[DATA UNDER STUDY — start]
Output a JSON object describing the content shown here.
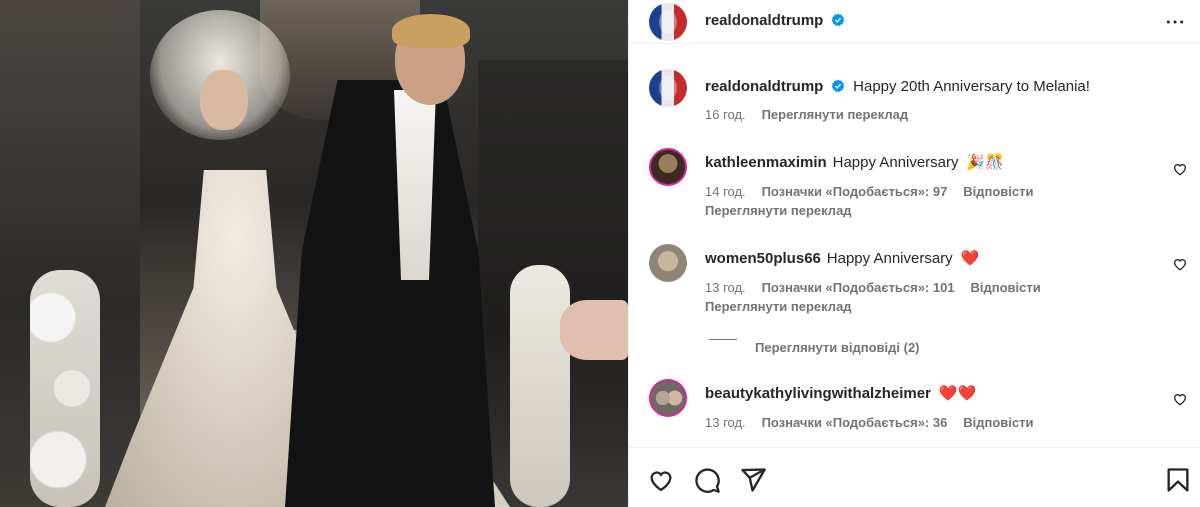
{
  "post": {
    "username": "realdonaldtrump",
    "caption": "Happy 20th Anniversary to Melania!",
    "time": "16 год.",
    "translate": "Переглянути переклад"
  },
  "comments": [
    {
      "username": "kathleenmaximin",
      "text": "Happy Anniversary",
      "emoji": "🎉🎊",
      "time": "14 год.",
      "likes": "Позначки «Подобається»: 97",
      "reply": "Відповісти",
      "translate": "Переглянути переклад"
    },
    {
      "username": "women50plus66",
      "text": "Happy Anniversary",
      "emoji": "❤️",
      "time": "13 год.",
      "likes": "Позначки «Подобається»: 101",
      "reply": "Відповісти",
      "translate": "Переглянути переклад",
      "view_replies": "Переглянути відповіді (2)"
    },
    {
      "username": "beautykathylivingwithalzheimer",
      "text": "",
      "emoji": "❤️❤️",
      "time": "13 год.",
      "likes": "Позначки «Подобається»: 36",
      "reply": "Відповісти"
    }
  ],
  "icons": {
    "like": "heart-icon",
    "comment": "comment-icon",
    "share": "send-icon",
    "save": "bookmark-icon",
    "more": "more-icon",
    "verified": "verified-badge-icon"
  },
  "colors": {
    "verified": "#0095f6",
    "heart": "#ed1c24",
    "text": "#262626",
    "muted": "#737373"
  }
}
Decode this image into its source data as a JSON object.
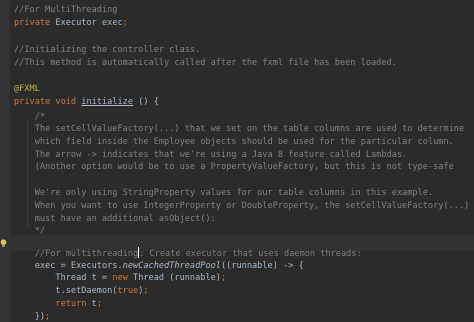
{
  "editor": {
    "lines": [
      {
        "text": "//For MultiThreading",
        "kind": "comment"
      },
      {
        "parts": [
          {
            "t": "private ",
            "s": "k"
          },
          {
            "t": "Executor exec",
            "s": "n"
          },
          {
            "t": ";",
            "s": "k"
          }
        ]
      },
      {
        "text": "",
        "kind": "blank"
      },
      {
        "text": "//Initializing the controller class.",
        "kind": "comment"
      },
      {
        "text": "//This method is automatically called after the fxml file has been loaded.",
        "kind": "comment"
      },
      {
        "text": "",
        "kind": "blank"
      },
      {
        "text": "@FXML",
        "kind": "annotation"
      },
      {
        "parts": [
          {
            "t": "private ",
            "s": "k"
          },
          {
            "t": "void ",
            "s": "k"
          },
          {
            "t": "initialize",
            "s": "u"
          },
          {
            "t": " () {",
            "s": "n"
          }
        ]
      },
      {
        "text": "    /*",
        "kind": "comment"
      },
      {
        "text": "    The setCellValueFactory(...) that we set on the table columns are used to determine",
        "kind": "comment"
      },
      {
        "text": "    which field inside the Employee objects should be used for the particular column.",
        "kind": "comment"
      },
      {
        "text": "    The arrow -> indicates that we're using a Java 8 feature called Lambdas.",
        "kind": "comment"
      },
      {
        "text": "    (Another option would be to use a PropertyValueFactory, but this is not type-safe",
        "kind": "comment"
      },
      {
        "text": "",
        "kind": "blank"
      },
      {
        "text": "    We're only using StringProperty values for our table columns in this example.",
        "kind": "comment"
      },
      {
        "text": "    When you want to use IntegerProperty or DoubleProperty, the setCellValueFactory(...)",
        "kind": "comment"
      },
      {
        "text": "    must have an additional asObject():",
        "kind": "comment"
      },
      {
        "text": "    */",
        "kind": "comment"
      },
      {
        "text": "",
        "kind": "blank"
      },
      {
        "before_caret": "    //For multithreading",
        "after_caret": ": Create executor that uses daemon threads:",
        "kind": "comment-caret"
      },
      {
        "parts": [
          {
            "t": "    exec = Executors.",
            "s": "n"
          },
          {
            "t": "newCachedThreadPool",
            "s": "i"
          },
          {
            "t": "((runnable) -> {",
            "s": "n"
          }
        ]
      },
      {
        "parts": [
          {
            "t": "        Thread t = ",
            "s": "n"
          },
          {
            "t": "new ",
            "s": "k"
          },
          {
            "t": "Thread (runnable)",
            "s": "n"
          },
          {
            "t": ";",
            "s": "k"
          }
        ]
      },
      {
        "parts": [
          {
            "t": "        t.setDaemon(",
            "s": "n"
          },
          {
            "t": "true",
            "s": "k"
          },
          {
            "t": ")",
            "s": "n"
          },
          {
            "t": ";",
            "s": "k"
          }
        ]
      },
      {
        "parts": [
          {
            "t": "        ",
            "s": "n"
          },
          {
            "t": "return ",
            "s": "k"
          },
          {
            "t": "t",
            "s": "n"
          },
          {
            "t": ";",
            "s": "k"
          }
        ]
      },
      {
        "parts": [
          {
            "t": "    })",
            "s": "n"
          },
          {
            "t": ";",
            "s": "k"
          }
        ]
      }
    ]
  },
  "colors": {
    "background": "#2b2b2b",
    "text": "#a9b7c6",
    "keyword": "#cc7832",
    "comment": "#808080",
    "annotation": "#bbb529",
    "current_line": "#323232"
  },
  "icons": {
    "intention": "lightbulb-icon"
  }
}
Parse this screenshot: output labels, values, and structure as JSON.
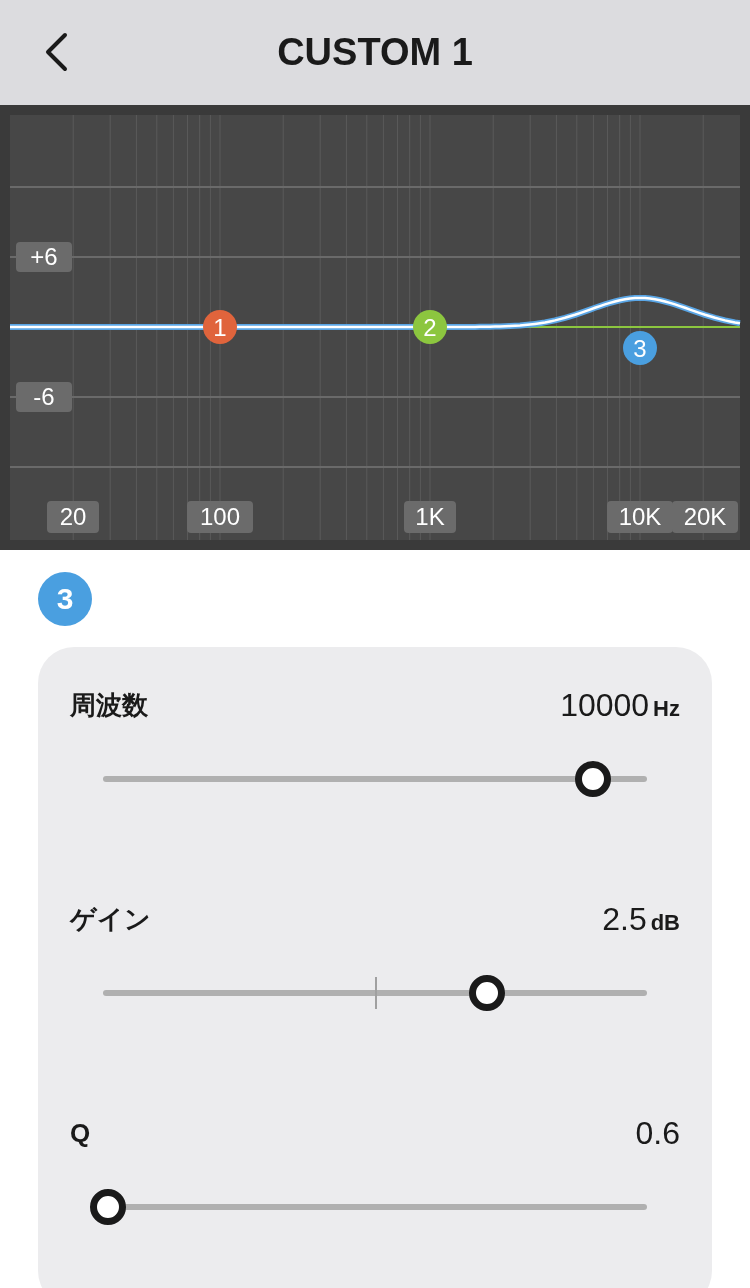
{
  "header": {
    "title": "CUSTOM 1"
  },
  "graph": {
    "gain_labels": [
      "+6",
      "-6"
    ],
    "freq_labels": [
      "20",
      "100",
      "1K",
      "10K",
      "20K"
    ],
    "bands": [
      {
        "label": "1",
        "color": "#e0643c"
      },
      {
        "label": "2",
        "color": "#8cc63f"
      },
      {
        "label": "3",
        "color": "#4a9fe0"
      }
    ]
  },
  "selected_band": {
    "label": "3",
    "color": "#4a9fe0"
  },
  "params": [
    {
      "kind": "unipolar",
      "label": "周波数",
      "value": "10000",
      "unit": "Hz",
      "level": 0.9
    },
    {
      "kind": "bipolar",
      "label": "ゲイン",
      "value": "2.5",
      "unit": "dB",
      "level": 0.706
    },
    {
      "kind": "unipolar",
      "label": "Q",
      "value": "0.6",
      "level": 0.01
    }
  ]
}
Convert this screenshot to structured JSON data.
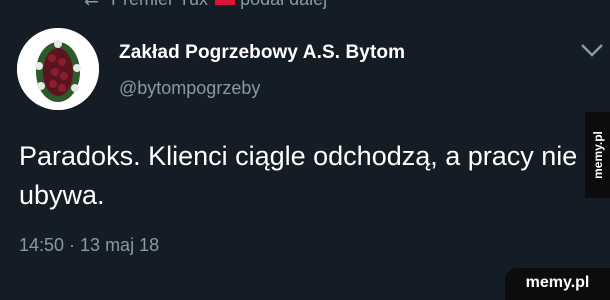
{
  "retweet_bar": {
    "name": "Premier Tux",
    "action": "podał dalej"
  },
  "tweet": {
    "display_name": "Zakład Pogrzebowy A.S. Bytom",
    "handle": "@bytompogrzeby",
    "text": "Paradoks. Klienci ciągle odchodzą, a pracy nie ubywa.",
    "timestamp": "14:50 · 13 maj 18"
  },
  "watermark": {
    "side": "memy.pl",
    "bottom": "memy.pl"
  },
  "colors": {
    "background": "#141d26",
    "secondary_text": "#8899a6",
    "primary_text": "#ffffff"
  }
}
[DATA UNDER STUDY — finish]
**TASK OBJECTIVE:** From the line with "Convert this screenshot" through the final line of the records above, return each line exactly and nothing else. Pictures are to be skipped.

**RESPONSE:**
Convert this screenshot to structured JSON data.
{
  "retweet_bar": {
    "name": "Premier Tux",
    "action": "podał dalej"
  },
  "tweet": {
    "display_name": "Zakład Pogrzebowy A.S. Bytom",
    "handle": "@bytompogrzeby",
    "text": "Paradoks. Klienci ciągle odchodzą, a pracy nie ubywa.",
    "timestamp": "14:50 · 13 maj 18"
  },
  "watermark": {
    "side": "memy.pl",
    "bottom": "memy.pl"
  },
  "colors": {
    "background": "#141d26",
    "secondary_text": "#8899a6",
    "primary_text": "#ffffff"
  }
}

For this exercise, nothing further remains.